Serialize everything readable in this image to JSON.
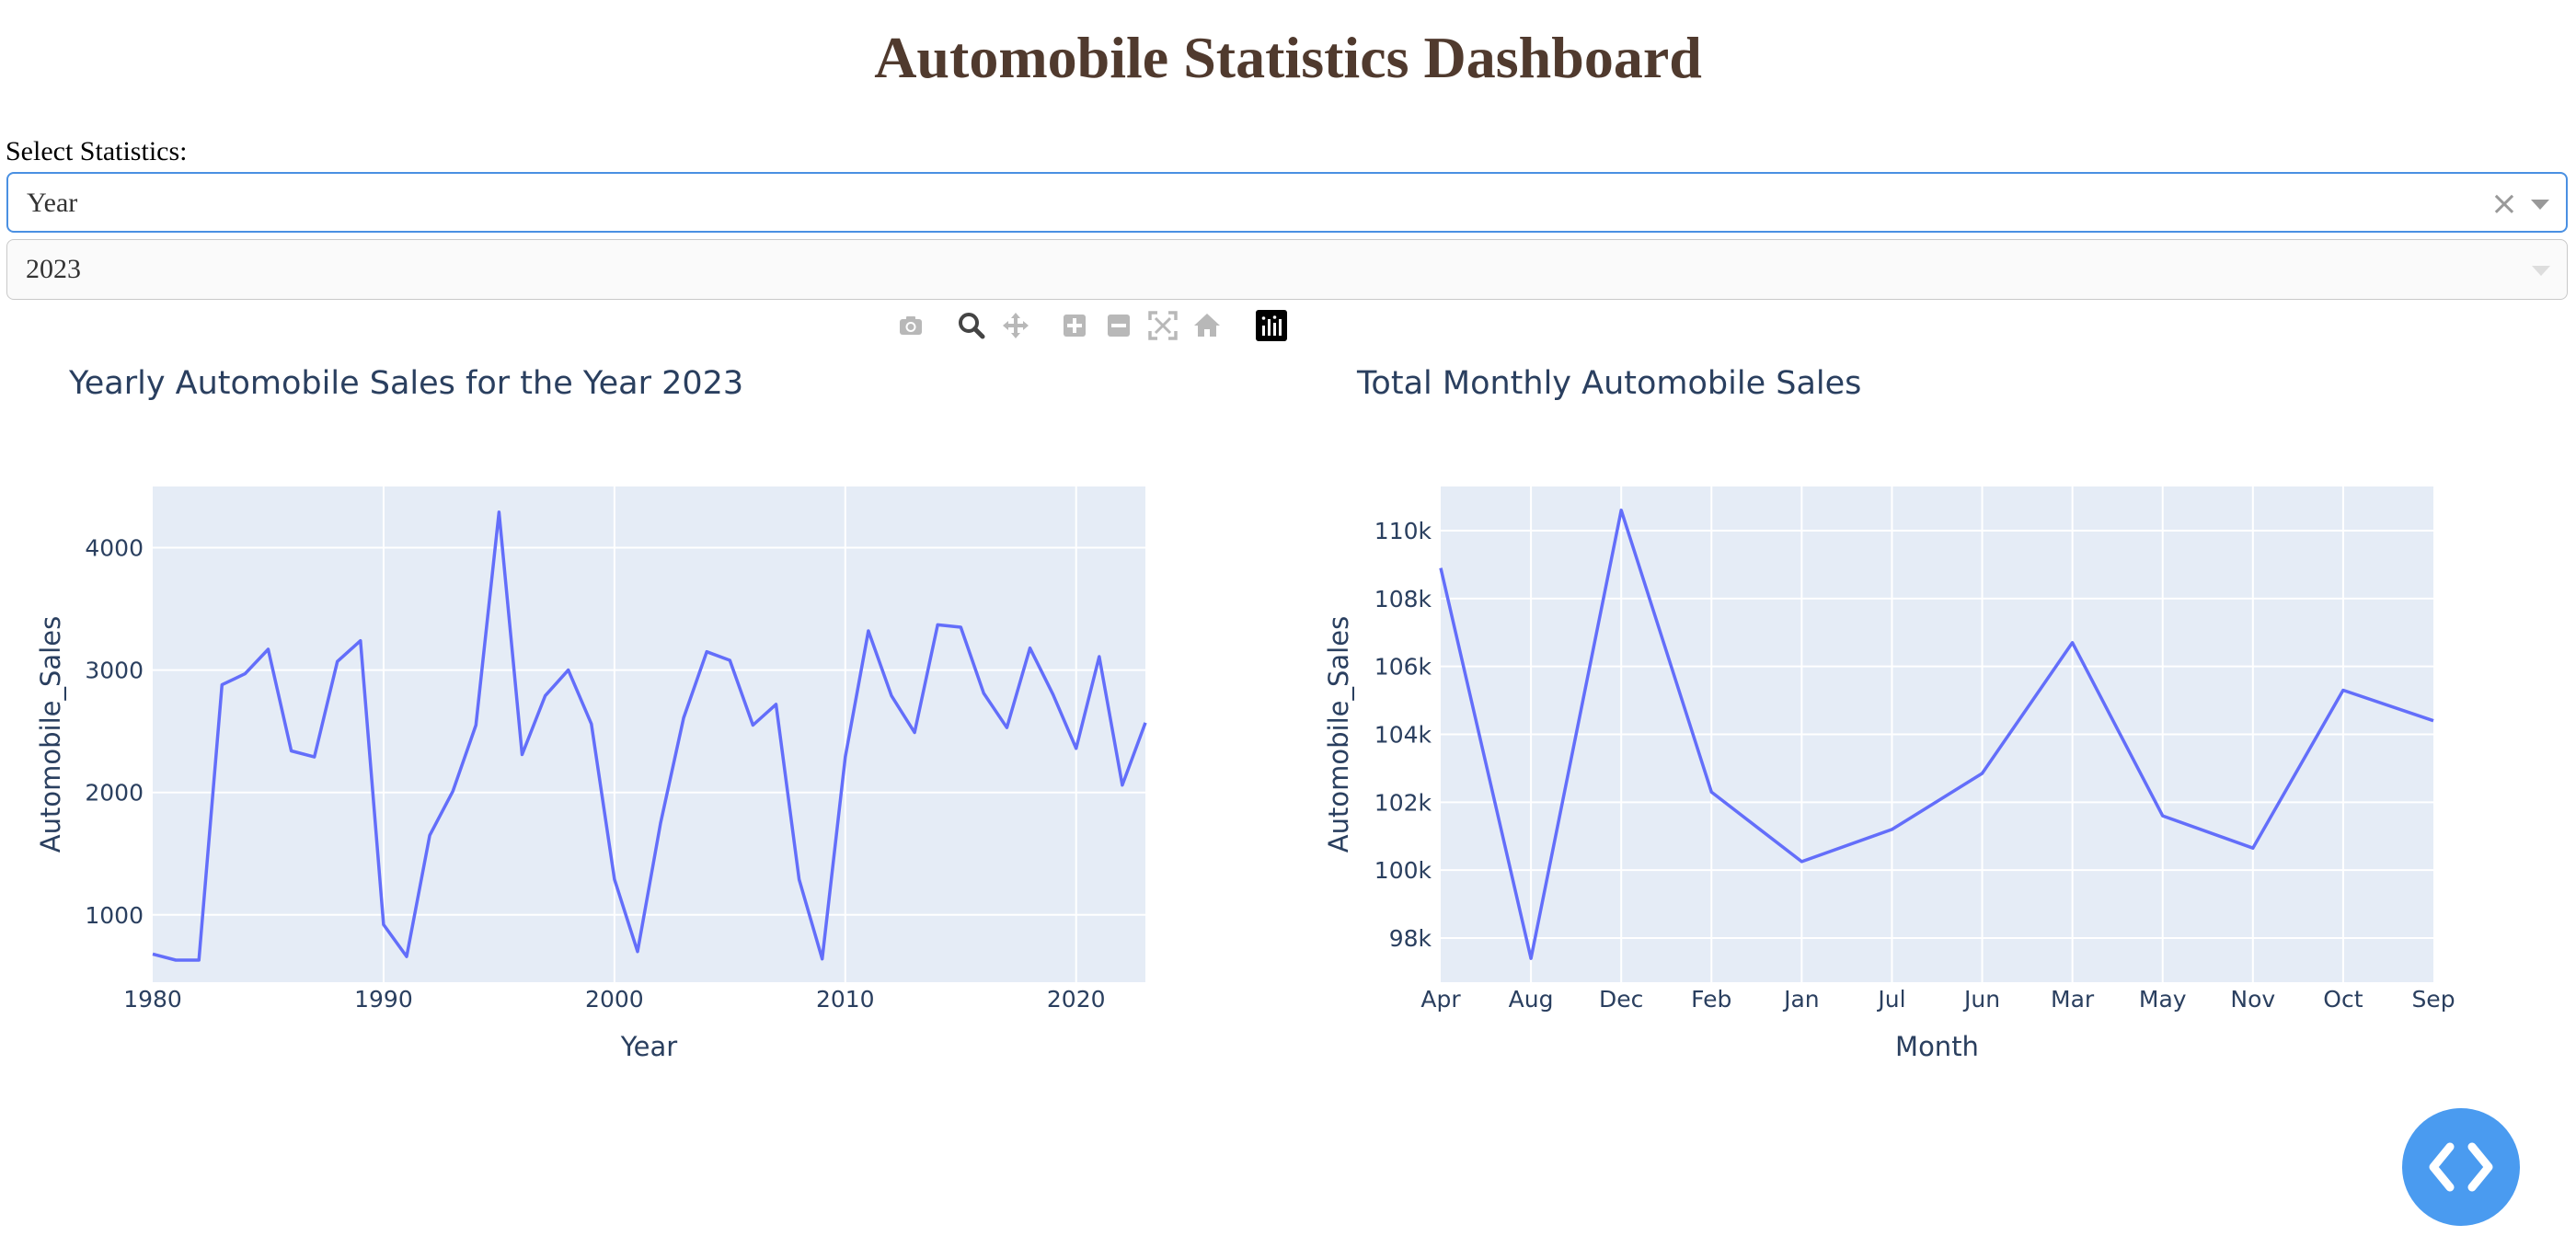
{
  "page": {
    "title": "Automobile Statistics Dashboard",
    "select_label": "Select Statistics:"
  },
  "controls": {
    "statistics_dropdown": {
      "value": "Year",
      "clear_glyph": "×"
    },
    "year_dropdown": {
      "value": "2023"
    }
  },
  "modebar": {
    "icons": [
      "camera-icon",
      "zoom-icon",
      "pan-icon",
      "zoom-in-icon",
      "zoom-out-icon",
      "autoscale-icon",
      "reset-axes-icon",
      "plotly-logo-icon"
    ]
  },
  "colors": {
    "line": "#636EFA",
    "plot_bg": "#E5ECF6",
    "title": "#503A2E",
    "text": "#2a3f5f",
    "fab": "#4a9bf0"
  },
  "chart_data": [
    {
      "type": "line",
      "title": "Yearly Automobile Sales for the Year 2023",
      "xlabel": "Year",
      "ylabel": "Automobile_Sales",
      "xlim": [
        1980,
        2023
      ],
      "ylim": [
        450,
        4500
      ],
      "xticks": [
        1980,
        1990,
        2000,
        2010,
        2020
      ],
      "yticks": [
        1000,
        2000,
        3000,
        4000
      ],
      "grid": true,
      "x": [
        1980,
        1981,
        1982,
        1983,
        1984,
        1985,
        1986,
        1987,
        1988,
        1989,
        1990,
        1991,
        1992,
        1993,
        1994,
        1995,
        1996,
        1997,
        1998,
        1999,
        2000,
        2001,
        2002,
        2003,
        2004,
        2005,
        2006,
        2007,
        2008,
        2009,
        2010,
        2011,
        2012,
        2013,
        2014,
        2015,
        2016,
        2017,
        2018,
        2019,
        2020,
        2021,
        2022,
        2023
      ],
      "y": [
        680,
        630,
        630,
        2880,
        2970,
        3170,
        2340,
        2290,
        3070,
        3240,
        920,
        660,
        1650,
        2010,
        2550,
        4290,
        2310,
        2790,
        3000,
        2560,
        1290,
        700,
        1750,
        2610,
        3150,
        3080,
        2550,
        2720,
        1290,
        640,
        2290,
        3320,
        2790,
        2490,
        3370,
        3350,
        2810,
        2530,
        3180,
        2800,
        2360,
        3110,
        2060,
        2570
      ]
    },
    {
      "type": "line",
      "title": "Total Monthly Automobile Sales",
      "xlabel": "Month",
      "ylabel": "Automobile_Sales",
      "categories": [
        "Apr",
        "Aug",
        "Dec",
        "Feb",
        "Jan",
        "Jul",
        "Jun",
        "Mar",
        "May",
        "Nov",
        "Oct",
        "Sep"
      ],
      "values": [
        108900,
        97400,
        110600,
        102300,
        100250,
        101200,
        102850,
        106700,
        101600,
        100650,
        105300,
        104400
      ],
      "ylim": [
        96700,
        111300
      ],
      "yticks": [
        98000,
        100000,
        102000,
        104000,
        106000,
        108000,
        110000
      ],
      "ytick_labels": [
        "98k",
        "100k",
        "102k",
        "104k",
        "106k",
        "108k",
        "110k"
      ],
      "grid": true
    }
  ]
}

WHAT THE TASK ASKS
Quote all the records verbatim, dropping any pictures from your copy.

TASK SOLUTION
Serialize everything readable in this image to JSON.
{
  "page": {
    "title": "Automobile Statistics Dashboard",
    "select_label": "Select Statistics:"
  },
  "controls": {
    "statistics_dropdown": {
      "value": "Year",
      "clear_glyph": "×"
    },
    "year_dropdown": {
      "value": "2023"
    }
  },
  "modebar": {
    "icons": [
      "camera-icon",
      "zoom-icon",
      "pan-icon",
      "zoom-in-icon",
      "zoom-out-icon",
      "autoscale-icon",
      "reset-axes-icon",
      "plotly-logo-icon"
    ]
  },
  "colors": {
    "line": "#636EFA",
    "plot_bg": "#E5ECF6",
    "title": "#503A2E",
    "text": "#2a3f5f",
    "fab": "#4a9bf0"
  },
  "chart_data": [
    {
      "type": "line",
      "title": "Yearly Automobile Sales for the Year 2023",
      "xlabel": "Year",
      "ylabel": "Automobile_Sales",
      "xlim": [
        1980,
        2023
      ],
      "ylim": [
        450,
        4500
      ],
      "xticks": [
        1980,
        1990,
        2000,
        2010,
        2020
      ],
      "yticks": [
        1000,
        2000,
        3000,
        4000
      ],
      "grid": true,
      "x": [
        1980,
        1981,
        1982,
        1983,
        1984,
        1985,
        1986,
        1987,
        1988,
        1989,
        1990,
        1991,
        1992,
        1993,
        1994,
        1995,
        1996,
        1997,
        1998,
        1999,
        2000,
        2001,
        2002,
        2003,
        2004,
        2005,
        2006,
        2007,
        2008,
        2009,
        2010,
        2011,
        2012,
        2013,
        2014,
        2015,
        2016,
        2017,
        2018,
        2019,
        2020,
        2021,
        2022,
        2023
      ],
      "y": [
        680,
        630,
        630,
        2880,
        2970,
        3170,
        2340,
        2290,
        3070,
        3240,
        920,
        660,
        1650,
        2010,
        2550,
        4290,
        2310,
        2790,
        3000,
        2560,
        1290,
        700,
        1750,
        2610,
        3150,
        3080,
        2550,
        2720,
        1290,
        640,
        2290,
        3320,
        2790,
        2490,
        3370,
        3350,
        2810,
        2530,
        3180,
        2800,
        2360,
        3110,
        2060,
        2570
      ]
    },
    {
      "type": "line",
      "title": "Total Monthly Automobile Sales",
      "xlabel": "Month",
      "ylabel": "Automobile_Sales",
      "categories": [
        "Apr",
        "Aug",
        "Dec",
        "Feb",
        "Jan",
        "Jul",
        "Jun",
        "Mar",
        "May",
        "Nov",
        "Oct",
        "Sep"
      ],
      "values": [
        108900,
        97400,
        110600,
        102300,
        100250,
        101200,
        102850,
        106700,
        101600,
        100650,
        105300,
        104400
      ],
      "ylim": [
        96700,
        111300
      ],
      "yticks": [
        98000,
        100000,
        102000,
        104000,
        106000,
        108000,
        110000
      ],
      "ytick_labels": [
        "98k",
        "100k",
        "102k",
        "104k",
        "106k",
        "108k",
        "110k"
      ],
      "grid": true
    }
  ]
}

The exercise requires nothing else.